    Date: Wed, 21 May 86 14:14 EDT
    From: David A. Moon <Moon@SCRC-STONY-BROOK.ARPA>

	Date: Tue, 20 May 1986  23:45 EDT
	From: "Scott E. Fahlman" <Fahlman@C.CS.CMU.EDU>

	    I'm sure some people will jump all over me for suggesting this,
	    but it might be better to allow CASE to accept a :TEST keyword.  Which
	    of these three syntaxes do you-all prefer?

	      (selector item equalp ("foo" ...) ...)

	      (case item :test #'equalp ("foo" ...) ...)

	      (cond ((equalp item "foo") ...) ...)

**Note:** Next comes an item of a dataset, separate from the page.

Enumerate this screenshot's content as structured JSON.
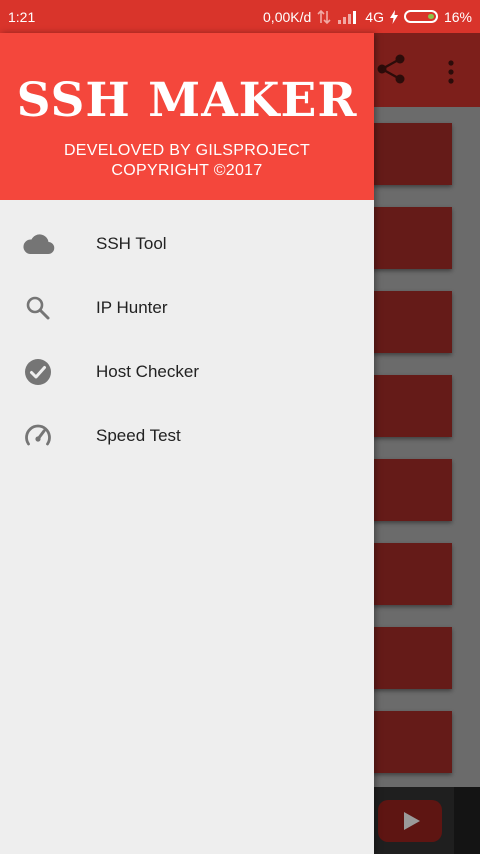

	I think that mixing keywords into a construct like Case that already has
	a complex syntax is likely to cause confusion.  

    I agree.  But the other alternatives cause confusion, too.

							I would prefer adding a
	new construct CASE-TEST that would look like

	(case-test #'equalp item ("foo" ...) ...)

	This is similar to your Selector, but without the odd treatment of the
	test function, and the name emphasizes the close parallel to Case.  I
	think it is best to put the test function before the item -- other
	things in the language put the testing function first.

    So where would additional options, such as :KEY and an option that
    controls whether or not the keys at the heads of the clauses are
    evaluated, go in your syntax?

    I guess it's obvious why Common Lisp doesn't currently have a way to do this
    -- no one has thought of a syntax for it that anyone else likes.

(seleckter object (:key -- :test ---)
    ("foo" ...